**YOUR GOAL**
Apart from the pictures, write out all the records exactly.
>>>
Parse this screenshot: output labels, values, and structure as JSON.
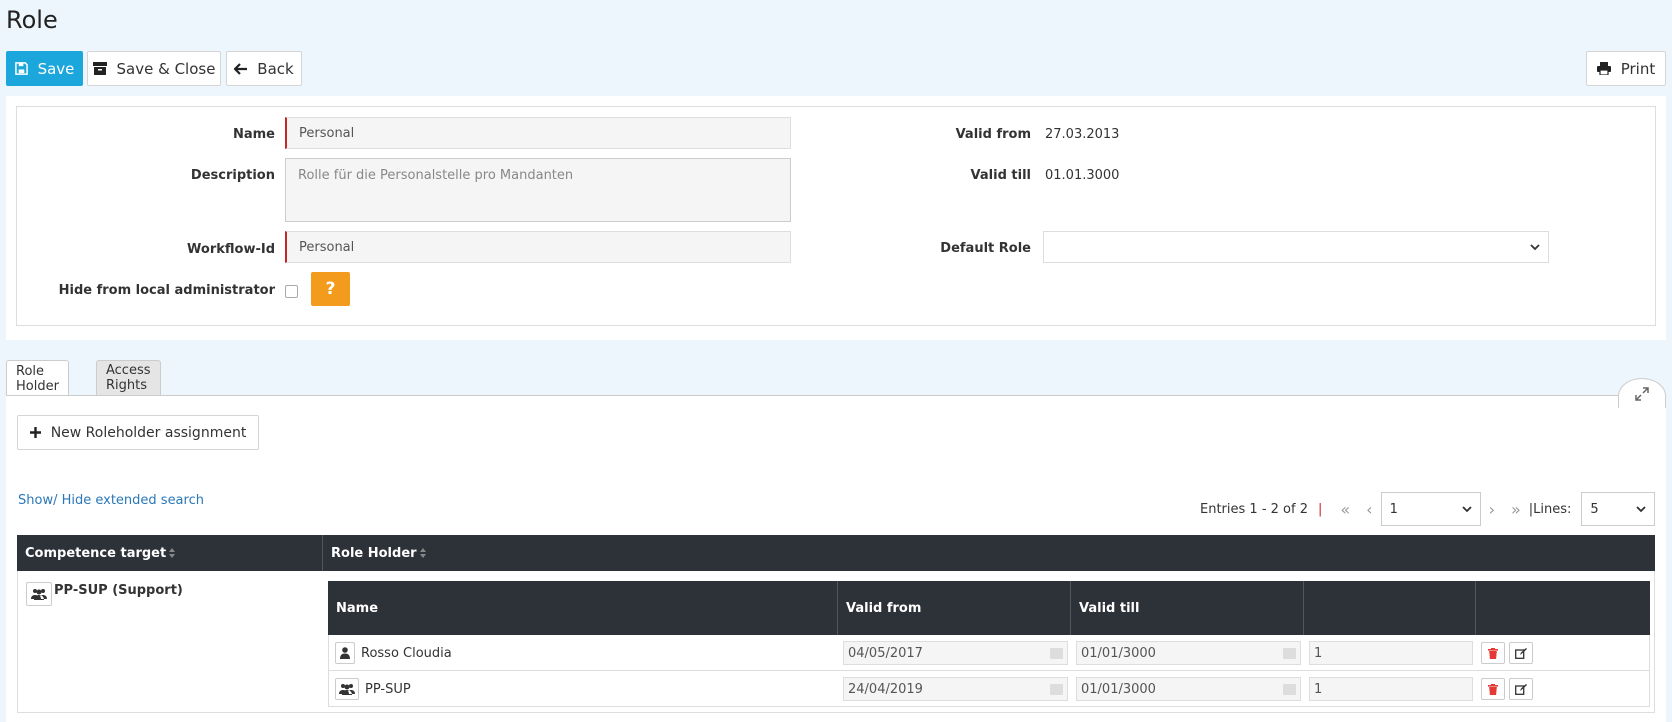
{
  "page": {
    "title": "Role"
  },
  "toolbar": {
    "save": "Save",
    "save_close": "Save & Close",
    "back": "Back",
    "print": "Print"
  },
  "form": {
    "name_label": "Name",
    "name_value": "Personal",
    "description_label": "Description",
    "description_value": "Rolle für die Personalstelle pro Mandanten",
    "workflow_label": "Workflow-Id",
    "workflow_value": "Personal",
    "hide_label": "Hide from local administrator",
    "help": "?",
    "valid_from_label": "Valid from",
    "valid_from_value": "27.03.2013",
    "valid_till_label": "Valid till",
    "valid_till_value": "01.01.3000",
    "default_role_label": "Default Role",
    "default_role_value": ""
  },
  "tabs": [
    {
      "label": "Role Holder",
      "active": true
    },
    {
      "label": "Access Rights",
      "active": false
    }
  ],
  "actions": {
    "new_assignment": "New Roleholder assignment",
    "extended_search": "Show/ Hide extended search"
  },
  "pager": {
    "entries": "Entries 1 - 2 of 2",
    "separator": "|",
    "page": "1",
    "lines_label": "|Lines:",
    "lines": "5"
  },
  "grid": {
    "col_competence": "Competence target",
    "col_role_holder": "Role Holder",
    "group": "PP-SUP (Support)",
    "inner_cols": {
      "name": "Name",
      "valid_from": "Valid from",
      "valid_till": "Valid till"
    },
    "rows": [
      {
        "name": "Rosso Cloudia",
        "type": "person",
        "from": "04/05/2017",
        "till": "01/01/3000",
        "num": "1"
      },
      {
        "name": "PP-SUP",
        "type": "group",
        "from": "24/04/2019",
        "till": "01/01/3000",
        "num": "1"
      }
    ]
  },
  "colors": {
    "primary": "#1ba6dc",
    "warning": "#f29b1d",
    "header": "#2d3138",
    "danger": "#e53935",
    "link": "#2b78b8"
  }
}
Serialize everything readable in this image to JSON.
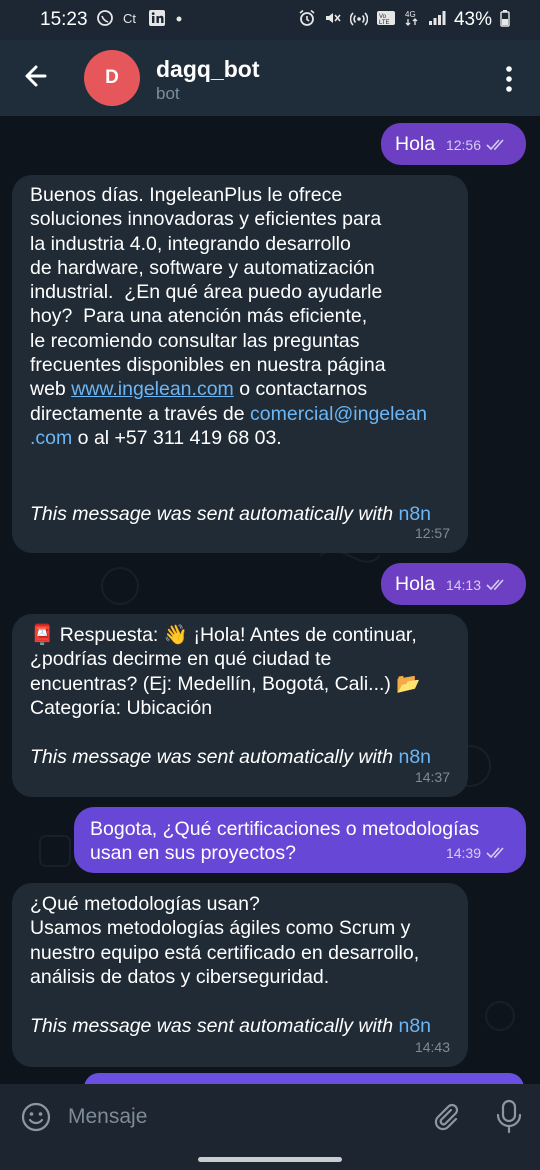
{
  "status_bar": {
    "time": "15:23",
    "left_icons": [
      "whatsapp-icon",
      "ct-icon",
      "linkedin-icon",
      "dot-icon"
    ],
    "right_icons": [
      "alarm-icon",
      "mute-icon",
      "hotspot-icon",
      "volte-icon",
      "4g-icon",
      "signal-icon"
    ],
    "battery": "43%"
  },
  "header": {
    "avatar_initial": "D",
    "title": "dagq_bot",
    "subtitle": "bot"
  },
  "messages": [
    {
      "dir": "out",
      "text": "Hola",
      "time": "12:56",
      "read": true
    },
    {
      "dir": "in",
      "text_parts": [
        "Buenos días. IngeleanPlus le ofrece\nsoluciones innovadoras y eficientes para\nla industria 4.0, integrando desarrollo\nde hardware, software y automatización\nindustrial.  ¿En qué área puedo ayudarle\nhoy?  Para una atención más eficiente,\nle recomiendo consultar las preguntas\nfrecuentes disponibles en nuestra página\nweb ",
        "www.ingelean.com",
        " o contactarnos\ndirectamente a través de ",
        "comercial@ingelean\n.com",
        " o al +57 311 419 68 03."
      ],
      "auto_prefix": "This message was sent automatically with ",
      "auto_link": "n8n",
      "time": "12:57"
    },
    {
      "dir": "out",
      "text": "Hola",
      "time": "14:13",
      "read": true
    },
    {
      "dir": "in",
      "text": "📮 Respuesta: 👋 ¡Hola! Antes de continuar,\n¿podrías decirme en qué ciudad te\nencuentras? (Ej: Medellín, Bogotá, Cali...) 📂\nCategoría: Ubicación",
      "auto_prefix": "This message was sent automatically with ",
      "auto_link": "n8n",
      "time": "14:37"
    },
    {
      "dir": "out",
      "text": "Bogota, ¿Qué certificaciones o metodologías\nusan en sus proyectos?",
      "time": "14:39",
      "read": true
    },
    {
      "dir": "in",
      "text": "¿Qué metodologías usan?\nUsamos metodologías ágiles como Scrum y\nnuestro equipo está certificado en desarrollo,\nanálisis de datos y ciberseguridad.",
      "auto_prefix": "This message was sent automatically with ",
      "auto_link": "n8n",
      "time": "14:43"
    }
  ],
  "input_bar": {
    "placeholder": "Mensaje"
  },
  "colors": {
    "outgoing_bubble": "#6d3fc3",
    "incoming_bubble": "#202b36",
    "link": "#6cb6f5",
    "avatar": "#e5575a"
  }
}
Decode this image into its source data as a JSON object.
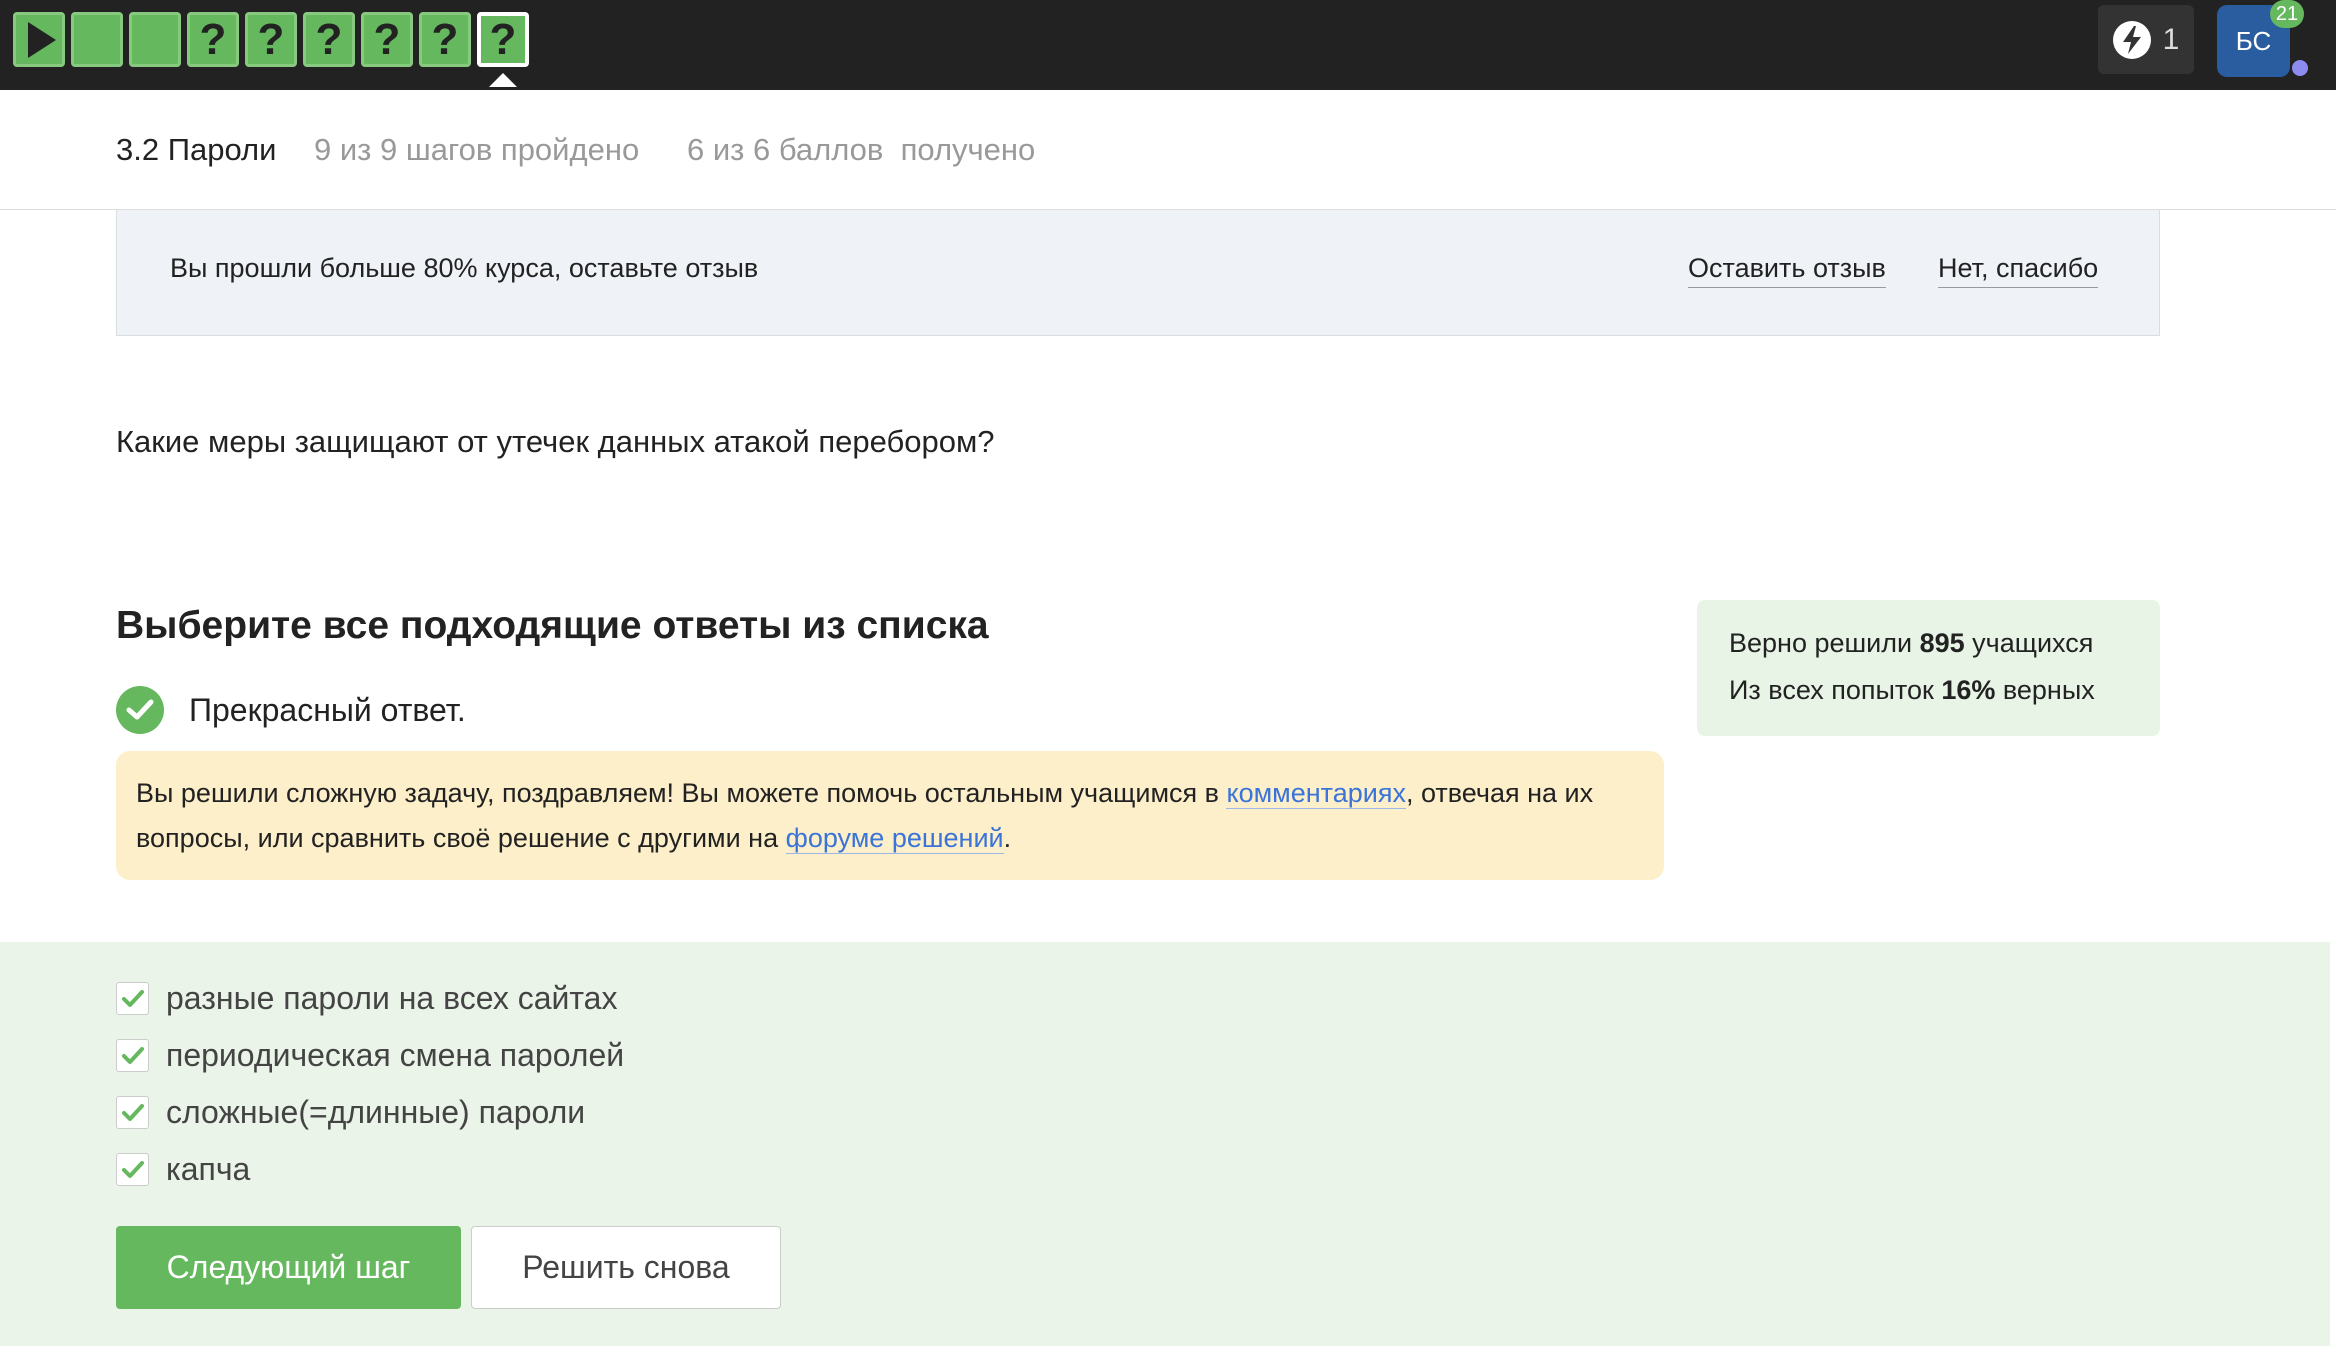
{
  "topbar": {
    "steps": [
      {
        "type": "video",
        "icon": "play-icon",
        "label": ""
      },
      {
        "type": "text",
        "label": ""
      },
      {
        "type": "text",
        "label": ""
      },
      {
        "type": "quiz",
        "label": "?"
      },
      {
        "type": "quiz",
        "label": "?"
      },
      {
        "type": "quiz",
        "label": "?"
      },
      {
        "type": "quiz",
        "label": "?"
      },
      {
        "type": "quiz",
        "label": "?"
      },
      {
        "type": "quiz",
        "label": "?",
        "active": true
      }
    ],
    "energy": {
      "icon": "lightning-icon",
      "count": "1"
    },
    "avatar": {
      "initials": "БС",
      "badge": "21"
    }
  },
  "lesson": {
    "title": "3.2 Пароли",
    "steps_progress": "9 из 9 шагов пройдено",
    "points_progress": "6 из 6 баллов  получено"
  },
  "review_banner": {
    "text": "Вы прошли больше 80% курса, оставьте отзыв",
    "leave_review": "Оставить отзыв",
    "no_thanks": "Нет, спасибо"
  },
  "question": "Какие меры защищают от утечек данных атакой перебором?",
  "choose_title": "Выберите все подходящие ответы из списка",
  "result": {
    "icon": "check-circle-icon",
    "text": "Прекрасный ответ."
  },
  "hint": {
    "part1": "Вы решили сложную задачу, поздравляем! Вы можете помочь остальным учащимся в ",
    "comments_link": "комментариях",
    "part2": ", отвечая на их вопросы, или сравнить своё решение с другими на ",
    "forum_link": "форуме решений",
    "part3": "."
  },
  "stats": {
    "line1_prefix": "Верно решили ",
    "solved_count": "895",
    "line1_suffix": " учащихся",
    "line2_prefix": "Из всех попыток ",
    "correct_percent": "16%",
    "line2_suffix": " верных"
  },
  "options": [
    {
      "label": "разные пароли на всех сайтах",
      "checked": true
    },
    {
      "label": "периодическая смена паролей",
      "checked": true
    },
    {
      "label": "сложные(=длинные) пароли",
      "checked": true
    },
    {
      "label": "капча",
      "checked": true
    }
  ],
  "buttons": {
    "next": "Следующий шаг",
    "retry": "Решить снова"
  },
  "colors": {
    "accent_green": "#66b85f",
    "topbar_bg": "#222222",
    "link_blue": "#3a74d9",
    "hint_bg": "#fcefc9",
    "answers_bg": "#eaf4e8"
  }
}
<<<
**EXPECTED ANSWER**
Parse this screenshot: output labels, values, and structure as JSON.
{
  "page": {
    "title": "Role"
  },
  "toolbar": {
    "save": "Save",
    "save_close": "Save & Close",
    "back": "Back",
    "print": "Print"
  },
  "form": {
    "name_label": "Name",
    "name_value": "Personal",
    "description_label": "Description",
    "description_value": "Rolle für die Personalstelle pro Mandanten",
    "workflow_label": "Workflow-Id",
    "workflow_value": "Personal",
    "hide_label": "Hide from local administrator",
    "help": "?",
    "valid_from_label": "Valid from",
    "valid_from_value": "27.03.2013",
    "valid_till_label": "Valid till",
    "valid_till_value": "01.01.3000",
    "default_role_label": "Default Role",
    "default_role_value": ""
  },
  "tabs": [
    {
      "label": "Role Holder",
      "active": true
    },
    {
      "label": "Access Rights",
      "active": false
    }
  ],
  "actions": {
    "new_assignment": "New Roleholder assignment",
    "extended_search": "Show/ Hide extended search"
  },
  "pager": {
    "entries": "Entries 1 - 2 of 2",
    "separator": "|",
    "page": "1",
    "lines_label": "|Lines:",
    "lines": "5"
  },
  "grid": {
    "col_competence": "Competence target",
    "col_role_holder": "Role Holder",
    "group": "PP-SUP (Support)",
    "inner_cols": {
      "name": "Name",
      "valid_from": "Valid from",
      "valid_till": "Valid till"
    },
    "rows": [
      {
        "name": "Rosso Cloudia",
        "type": "person",
        "from": "04/05/2017",
        "till": "01/01/3000",
        "num": "1"
      },
      {
        "name": "PP-SUP",
        "type": "group",
        "from": "24/04/2019",
        "till": "01/01/3000",
        "num": "1"
      }
    ]
  },
  "colors": {
    "primary": "#1ba6dc",
    "warning": "#f29b1d",
    "header": "#2d3138",
    "danger": "#e53935",
    "link": "#2b78b8"
  }
}
Serialize everything readable in this image to JSON.
{
  "status_bar": {
    "time": "15:23",
    "left_icons": [
      "whatsapp-icon",
      "ct-icon",
      "linkedin-icon",
      "dot-icon"
    ],
    "right_icons": [
      "alarm-icon",
      "mute-icon",
      "hotspot-icon",
      "volte-icon",
      "4g-icon",
      "signal-icon"
    ],
    "battery": "43%"
  },
  "header": {
    "avatar_initial": "D",
    "title": "dagq_bot",
    "subtitle": "bot"
  },
  "messages": [
    {
      "dir": "out",
      "text": "Hola",
      "time": "12:56",
      "read": true
    },
    {
      "dir": "in",
      "text_parts": [
        "Buenos días. IngeleanPlus le ofrece\nsoluciones innovadoras y eficientes para\nla industria 4.0, integrando desarrollo\nde hardware, software y automatización\nindustrial.  ¿En qué área puedo ayudarle\nhoy?  Para una atención más eficiente,\nle recomiendo consultar las preguntas\nfrecuentes disponibles en nuestra página\nweb ",
        "www.ingelean.com",
        " o contactarnos\ndirectamente a través de ",
        "comercial@ingelean\n.com",
        " o al +57 311 419 68 03."
      ],
      "auto_prefix": "This message was sent automatically with ",
      "auto_link": "n8n",
      "time": "12:57"
    },
    {
      "dir": "out",
      "text": "Hola",
      "time": "14:13",
      "read": true
    },
    {
      "dir": "in",
      "text": "📮 Respuesta: 👋 ¡Hola! Antes de continuar,\n¿podrías decirme en qué ciudad te\nencuentras? (Ej: Medellín, Bogotá, Cali...) 📂\nCategoría: Ubicación",
      "auto_prefix": "This message was sent automatically with ",
      "auto_link": "n8n",
      "time": "14:37"
    },
    {
      "dir": "out",
      "text": "Bogota, ¿Qué certificaciones o metodologías\nusan en sus proyectos?",
      "time": "14:39",
      "read": true
    },
    {
      "dir": "in",
      "text": "¿Qué metodologías usan?\nUsamos metodologías ágiles como Scrum y\nnuestro equipo está certificado en desarrollo,\nanálisis de datos y ciberseguridad.",
      "auto_prefix": "This message was sent automatically with ",
      "auto_link": "n8n",
      "time": "14:43"
    }
  ],
  "input_bar": {
    "placeholder": "Mensaje"
  },
  "colors": {
    "outgoing_bubble": "#6d3fc3",
    "incoming_bubble": "#202b36",
    "link": "#6cb6f5",
    "avatar": "#e5575a"
  }
}
Decode this image into its source data as a JSON object.
{
  "topbar": {
    "steps": [
      {
        "type": "video",
        "icon": "play-icon",
        "label": ""
      },
      {
        "type": "text",
        "label": ""
      },
      {
        "type": "text",
        "label": ""
      },
      {
        "type": "quiz",
        "label": "?"
      },
      {
        "type": "quiz",
        "label": "?"
      },
      {
        "type": "quiz",
        "label": "?"
      },
      {
        "type": "quiz",
        "label": "?"
      },
      {
        "type": "quiz",
        "label": "?"
      },
      {
        "type": "quiz",
        "label": "?",
        "active": true
      }
    ],
    "energy": {
      "icon": "lightning-icon",
      "count": "1"
    },
    "avatar": {
      "initials": "БС",
      "badge": "21"
    }
  },
  "lesson": {
    "title": "3.2 Пароли",
    "steps_progress": "9 из 9 шагов пройдено",
    "points_progress": "6 из 6 баллов  получено"
  },
  "review_banner": {
    "text": "Вы прошли больше 80% курса, оставьте отзыв",
    "leave_review": "Оставить отзыв",
    "no_thanks": "Нет, спасибо"
  },
  "question": "Какие меры защищают от утечек данных атакой перебором?",
  "choose_title": "Выберите все подходящие ответы из списка",
  "result": {
    "icon": "check-circle-icon",
    "text": "Прекрасный ответ."
  },
  "hint": {
    "part1": "Вы решили сложную задачу, поздравляем! Вы можете помочь остальным учащимся в ",
    "comments_link": "комментариях",
    "part2": ", отвечая на их вопросы, или сравнить своё решение с другими на ",
    "forum_link": "форуме решений",
    "part3": "."
  },
  "stats": {
    "line1_prefix": "Верно решили ",
    "solved_count": "895",
    "line1_suffix": " учащихся",
    "line2_prefix": "Из всех попыток ",
    "correct_percent": "16%",
    "line2_suffix": " верных"
  },
  "options": [
    {
      "label": "разные пароли на всех сайтах",
      "checked": true
    },
    {
      "label": "периодическая смена паролей",
      "checked": true
    },
    {
      "label": "сложные(=длинные) пароли",
      "checked": true
    },
    {
      "label": "капча",
      "checked": true
    }
  ],
  "buttons": {
    "next": "Следующий шаг",
    "retry": "Решить снова"
  },
  "colors": {
    "accent_green": "#66b85f",
    "topbar_bg": "#222222",
    "link_blue": "#3a74d9",
    "hint_bg": "#fcefc9",
    "answers_bg": "#eaf4e8"
  }
}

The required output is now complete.